LJMU will contribute learning and experience gained from its participation in the successful Liverpool 5G Create project and Health and Social Care Testbed funded by the Department for Digital, Culture, Media and Sport (DCMS).
The technical contributions to the project will be focused in the areas of wireless network optimisation and security, of which the LJMU team has extensive expertise from previous work in 5G and the move towards integrated 6G networks. A team of researchers will model and investigate both the performance and security of the network, testing the Open RAN technology through various scenarios.
Dr Michael Mackay, Reader in LJMU’s School of Computer Science and Mathematics, said: “We are really excited to be working with our project partners to explore these challenging and timely research questions in a context that can make a significant impact on a local, national and international level. This project will build on our previous work and help further establish the Liverpool City Region as a leader in the development and deployment of Open RAN technology.”
What is Open RAN?
Open RAN is gaining worldwide interest as a way of enhancing connectivity infrastructure by enabling low-cost, power efficient and unobtrusive small cells to meet the demands of high-density areas.
The Liverpool City Region HDD project will initially test the Open RAN technology in a simulated environment before trialling it at five test bed sites across the region, including a mixture of indoor and outdoor sites with a variety of uses, to see if the new HDD network can easily, safely and securely provide connectivity to high number of users in the same environment.
Professor Joe Spencer from the University of Liverpool’s Department of Electrical Engineering & Electronics is leading the Liverpool City Region HDD project.
He said: “This is an innovative and ambitious project which aims to showcase Open RAN technology can support agile and easily managed secure networks in and around Liverpool and demonstrate vastly enhanced connectivity in real-life high-density usage environments.
“Working with our project partners, we hope to demonstrate a new solution to address the issue of digital connectivity and exceed the performance of current and traditional technology solutions.
“This project will put Liverpool at the forefront of Open RAN technology development and demonstration and we hope the outputs from this project can be adopted in the UK and overseas.”
‘Mission to make our region the most digitally connected anywhere in the country’
Steve Rotheram, Mayor of the Liverpool City Region, said: “Since I was elected Mayor, I’ve been on a mission to make our region the most digitally connected anywhere in the country.

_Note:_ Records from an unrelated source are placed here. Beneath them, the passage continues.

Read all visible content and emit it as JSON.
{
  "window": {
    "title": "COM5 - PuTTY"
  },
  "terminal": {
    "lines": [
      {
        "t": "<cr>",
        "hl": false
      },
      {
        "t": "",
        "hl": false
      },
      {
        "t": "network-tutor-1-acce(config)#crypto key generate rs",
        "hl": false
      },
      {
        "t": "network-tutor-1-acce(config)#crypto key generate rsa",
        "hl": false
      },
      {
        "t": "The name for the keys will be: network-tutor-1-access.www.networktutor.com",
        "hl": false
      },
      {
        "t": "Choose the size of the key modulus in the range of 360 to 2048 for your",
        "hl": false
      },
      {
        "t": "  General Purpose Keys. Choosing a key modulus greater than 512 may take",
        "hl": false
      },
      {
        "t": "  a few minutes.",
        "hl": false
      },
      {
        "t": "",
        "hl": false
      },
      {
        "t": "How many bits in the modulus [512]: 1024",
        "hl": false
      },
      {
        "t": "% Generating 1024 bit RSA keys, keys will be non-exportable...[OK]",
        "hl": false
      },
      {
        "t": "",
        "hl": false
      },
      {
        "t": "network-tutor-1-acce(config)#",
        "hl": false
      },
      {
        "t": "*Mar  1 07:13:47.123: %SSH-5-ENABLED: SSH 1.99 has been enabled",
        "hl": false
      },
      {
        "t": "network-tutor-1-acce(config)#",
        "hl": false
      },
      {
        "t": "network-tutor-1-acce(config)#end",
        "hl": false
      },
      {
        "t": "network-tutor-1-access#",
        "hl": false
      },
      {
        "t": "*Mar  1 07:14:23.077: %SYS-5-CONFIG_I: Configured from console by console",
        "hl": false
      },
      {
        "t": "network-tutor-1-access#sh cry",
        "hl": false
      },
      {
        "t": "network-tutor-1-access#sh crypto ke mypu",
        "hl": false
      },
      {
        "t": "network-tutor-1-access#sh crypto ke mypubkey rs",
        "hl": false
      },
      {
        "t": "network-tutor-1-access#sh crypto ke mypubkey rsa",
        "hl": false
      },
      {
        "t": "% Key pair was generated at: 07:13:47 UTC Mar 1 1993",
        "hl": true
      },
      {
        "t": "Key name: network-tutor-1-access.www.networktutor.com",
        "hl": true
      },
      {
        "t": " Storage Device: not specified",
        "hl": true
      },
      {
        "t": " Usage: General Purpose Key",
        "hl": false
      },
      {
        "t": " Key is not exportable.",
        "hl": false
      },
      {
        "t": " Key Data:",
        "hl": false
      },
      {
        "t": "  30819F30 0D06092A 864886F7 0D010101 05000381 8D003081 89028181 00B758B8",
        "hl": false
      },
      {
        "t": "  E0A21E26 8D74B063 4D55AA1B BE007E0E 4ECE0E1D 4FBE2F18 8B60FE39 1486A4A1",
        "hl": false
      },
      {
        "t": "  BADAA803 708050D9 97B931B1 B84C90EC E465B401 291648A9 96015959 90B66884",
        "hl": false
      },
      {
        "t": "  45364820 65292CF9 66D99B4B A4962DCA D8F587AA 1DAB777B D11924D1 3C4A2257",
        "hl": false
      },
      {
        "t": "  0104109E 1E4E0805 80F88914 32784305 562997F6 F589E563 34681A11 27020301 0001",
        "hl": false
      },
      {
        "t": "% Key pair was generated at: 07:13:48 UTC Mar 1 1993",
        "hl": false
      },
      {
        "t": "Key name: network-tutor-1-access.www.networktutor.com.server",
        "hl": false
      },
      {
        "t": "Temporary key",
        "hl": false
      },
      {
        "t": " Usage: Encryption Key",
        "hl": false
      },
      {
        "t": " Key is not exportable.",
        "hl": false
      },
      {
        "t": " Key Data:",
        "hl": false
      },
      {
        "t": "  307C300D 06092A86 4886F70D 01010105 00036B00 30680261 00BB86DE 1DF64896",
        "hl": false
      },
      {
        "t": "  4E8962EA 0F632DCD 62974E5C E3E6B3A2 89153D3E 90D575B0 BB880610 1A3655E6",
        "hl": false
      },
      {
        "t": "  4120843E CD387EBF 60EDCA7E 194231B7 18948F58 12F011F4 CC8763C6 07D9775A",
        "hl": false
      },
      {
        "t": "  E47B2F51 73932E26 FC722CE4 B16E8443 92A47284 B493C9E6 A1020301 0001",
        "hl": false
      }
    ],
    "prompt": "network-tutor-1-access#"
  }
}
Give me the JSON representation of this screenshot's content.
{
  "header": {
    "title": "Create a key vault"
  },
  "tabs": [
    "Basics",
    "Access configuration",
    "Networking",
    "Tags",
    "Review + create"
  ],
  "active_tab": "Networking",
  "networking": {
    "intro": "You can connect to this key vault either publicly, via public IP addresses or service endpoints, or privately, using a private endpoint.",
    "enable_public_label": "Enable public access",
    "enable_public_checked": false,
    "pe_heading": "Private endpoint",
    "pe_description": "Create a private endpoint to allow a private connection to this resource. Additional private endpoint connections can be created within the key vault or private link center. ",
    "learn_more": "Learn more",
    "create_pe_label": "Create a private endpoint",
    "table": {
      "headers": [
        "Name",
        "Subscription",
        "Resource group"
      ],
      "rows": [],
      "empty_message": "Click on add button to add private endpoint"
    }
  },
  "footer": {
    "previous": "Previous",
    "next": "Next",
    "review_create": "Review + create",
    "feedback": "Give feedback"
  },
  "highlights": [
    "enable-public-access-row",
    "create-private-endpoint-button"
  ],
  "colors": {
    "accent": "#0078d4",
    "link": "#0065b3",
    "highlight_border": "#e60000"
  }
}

Building on our record of innovation, I’m really glad that we are playing a role in this pioneering project that will help to place us, once again, at the cutting edge of digital connectivity.
“Alongside the work I’m doing, such as LCR Connect, our half-publicly owned gigabit capable network, we’re creating what I hope will be a better-connected future where no one is left behind.”
The project builds on the previous track record of the Liverpool 5G consortium that includes the UK’s first 5G testbed project to improve people’s health and wellbeing.
The Liverpool City Region HDD consortium is led by the University of Liverpool in collaboration with the Liverpool City Region Combined Authority (LCRCA) and ITS Technology Group.
Alongside LJMU, other partners include CGA Simulation, the Hartree Centre, Qualcomm, Radisys, Telet, Weaver Labs, Asset Market, AttoCore and Atticus.
UK Government funding
The Liverpool HDD is supported with an investment of £9 million funding from the Department of Science, Innovation and Technology.
It is one of 19 projects funded through an £88 million investment in the Open Networks Ecosystem (ONE) competition which aims to demonstrate the feasibility and reliability of technology.
Announcing the projects, Minister for Data and Digital Infrastructure Sir John Whittingdale, said: “Whether you’re in a busy city centre or a rural village, a fast and reliable mobile connection is vital to staying in touch, accessing services and doing business.
“In order to secure that, we need to embrace a diverse and secure range of technology that will underpin the network.
“The projects we’re backing today with £88 million in Government research and development investment will use innovative Open RAN solutions to make our mobile networks more adaptable and resilient, with future-proofed technology to support bringing lightning-fast connections across the country for many years to come.”